This is last part of my other question. I don't understand the last part of problem. Feel free to edit the question.

c) Let $V$ be a vector space of real $n \times n$ symmetric matrices, what is $\text{dim } V$? What is the dimension of the subspace of $W$ of $V$ containing matrices $A$ whose trace is $0$? What is the dimension of the orthogonal complement of $W^{\perp}$ relative to the positive definite scalar product of part $(b)$?

Here is screen shot of the complete question

I think the $\text{dim } V = \frac{n(n+1)}{2}$ and $\text{dim} W = \frac{n(n+1)}{2} - 1$. Since one element of diagonal can be expressed linear combination of other diagonal elements.
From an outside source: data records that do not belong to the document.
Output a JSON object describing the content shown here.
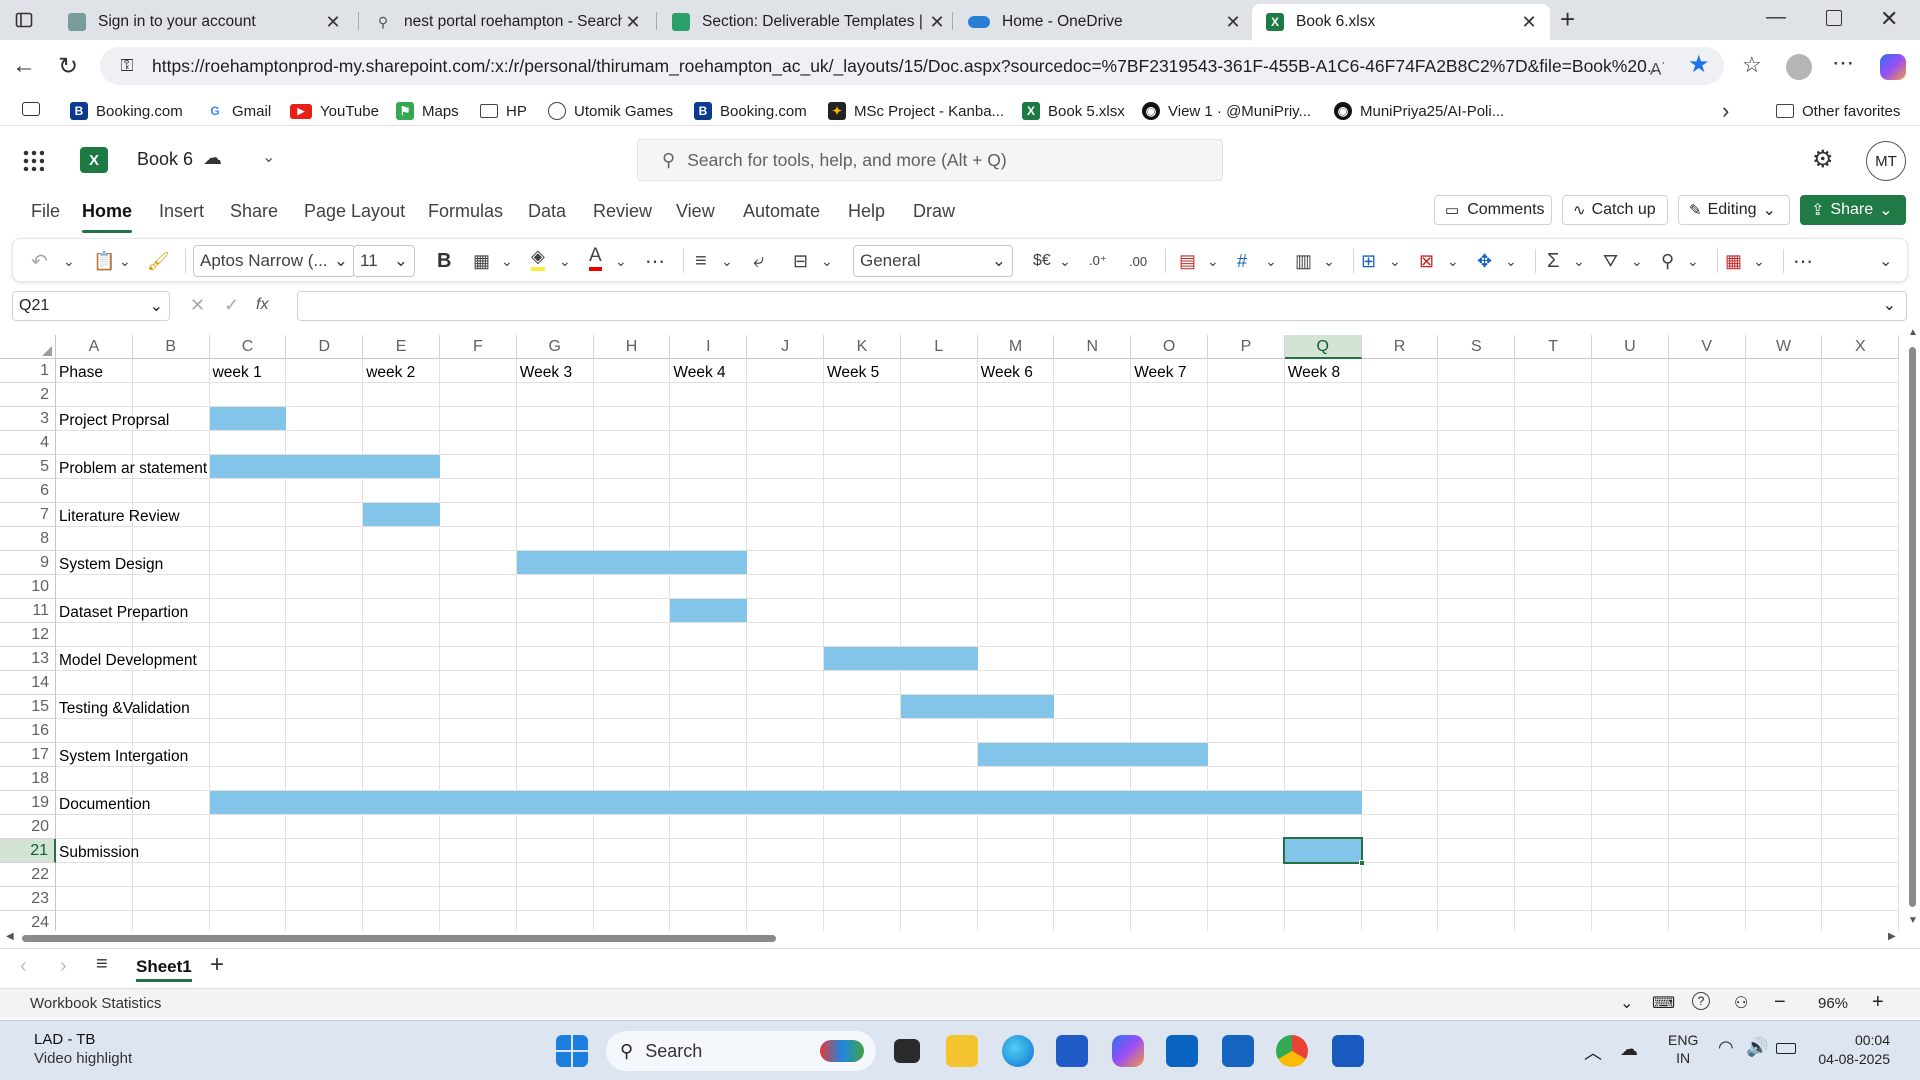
{
  "browser": {
    "tabs": [
      {
        "label": "Sign in to your account"
      },
      {
        "label": "nest portal roehampton - Search"
      },
      {
        "label": "Section: Deliverable Templates | 2"
      },
      {
        "label": "Home - OneDrive"
      },
      {
        "label": "Book 6.xlsx"
      }
    ],
    "url": "https://roehamptonprod-my.sharepoint.com/:x:/r/personal/thirumam_roehampton_ac_uk/_layouts/15/Doc.aspx?sourcedoc=%7BF2319543-361F-455B-A1C6-46F74FA2B8C2%7D&file=Book%20...",
    "favorites": [
      {
        "label": "Booking.com"
      },
      {
        "label": "Gmail"
      },
      {
        "label": "YouTube"
      },
      {
        "label": "Maps"
      },
      {
        "label": "HP"
      },
      {
        "label": "Utomik Games"
      },
      {
        "label": "Booking.com"
      },
      {
        "label": "MSc Project - Kanba..."
      },
      {
        "label": "Book 5.xlsx"
      },
      {
        "label": "View 1 · @MuniPriy..."
      },
      {
        "label": "MuniPriya25/AI-Poli..."
      }
    ],
    "other_favorites": "Other favorites"
  },
  "excel": {
    "file_name": "Book 6",
    "search_placeholder": "Search for tools, help, and more (Alt + Q)",
    "avatar": "MT",
    "menu": [
      "File",
      "Home",
      "Insert",
      "Share",
      "Page Layout",
      "Formulas",
      "Data",
      "Review",
      "View",
      "Automate",
      "Help",
      "Draw"
    ],
    "comments": "Comments",
    "catch_up": "Catch up",
    "editing": "Editing",
    "share": "Share",
    "font_name": "Aptos Narrow (...",
    "font_size": "11",
    "number_format": "General",
    "currency": "$€",
    "name_box": "Q21",
    "fx": "fx",
    "sheet_name": "Sheet1",
    "status_left": "Workbook Statistics",
    "zoom": "96%",
    "columns": [
      "A",
      "B",
      "C",
      "D",
      "E",
      "F",
      "G",
      "H",
      "I",
      "J",
      "K",
      "L",
      "M",
      "N",
      "O",
      "P",
      "Q",
      "R",
      "S",
      "T",
      "U",
      "V",
      "W",
      "X"
    ],
    "rows": [
      "1",
      "2",
      "3",
      "4",
      "5",
      "6",
      "7",
      "8",
      "9",
      "10",
      "11",
      "12",
      "13",
      "14",
      "15",
      "16",
      "17",
      "18",
      "19",
      "20",
      "21",
      "22",
      "23",
      "24"
    ],
    "cells": {
      "A1": "Phase",
      "C1": "week 1",
      "E1": "week 2",
      "G1": "Week 3",
      "I1": "Week 4",
      "K1": "Week 5",
      "M1": "Week 6",
      "O1": "Week 7",
      "Q1": "Week 8",
      "A3": "Project Proprsal",
      "A5": "Problem ar statement",
      "A7": "Literature Review",
      "A9": "System Design",
      "A11": "Dataset Prepartion",
      "A13": "Model Development",
      "A15": "Testing &Validation",
      "A17": "System Intergation",
      "A19": "Documention",
      "A21": "Submission"
    },
    "fill_color": "#83C5E8",
    "filled_ranges": [
      {
        "row": 3,
        "from": "C",
        "to": "C"
      },
      {
        "row": 5,
        "from": "C",
        "to": "E"
      },
      {
        "row": 7,
        "from": "E",
        "to": "E"
      },
      {
        "row": 9,
        "from": "G",
        "to": "I"
      },
      {
        "row": 11,
        "from": "I",
        "to": "I"
      },
      {
        "row": 13,
        "from": "K",
        "to": "L"
      },
      {
        "row": 15,
        "from": "L",
        "to": "M"
      },
      {
        "row": 17,
        "from": "M",
        "to": "O"
      },
      {
        "row": 19,
        "from": "C",
        "to": "Q"
      },
      {
        "row": 21,
        "from": "Q",
        "to": "Q"
      }
    ],
    "selected_cell": "Q21"
  },
  "taskbar": {
    "weather_title": "LAD - TB",
    "weather_sub": "Video highlight",
    "search": "Search",
    "lang_top": "ENG",
    "lang_bottom": "IN",
    "time": "00:04",
    "date": "04-08-2025"
  }
}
I don't understand the last part of it. dimension of the orthogonal complement of $W^{\perp}$.

"Complement", with an "e", and "compliment", with an "i", are two different things. If I say this question is brilliant, that's a compliment (with an "i"). A complement (with an "e") of $X$ is something that when added to $X$, makes a complete whole. The similarity between the spelling of "complement" (with an "e") and the spelling of "complete" is not coincidental and can serve as a reminder. I corrected the spelling in the question. –  Michael Hardy Jan 31 '13 at 15:11
In your case, $W^{\perp} = \{ X \in V : \text{$\operatorname{tr}(A X) = 0$for all$A \in W$} \}$. –  Andreas Caranti Jan 31 '13 at 15:16
@AndreasCaranti is $X$ vector or another matrix? –  hasExams Jan 31 '13 at 15:42
Since it is a complement, we have $\dim(W) + \dim(W^{\perp}) = \dim(V)$ –  David Wheeler Jan 31 '13 at 16:39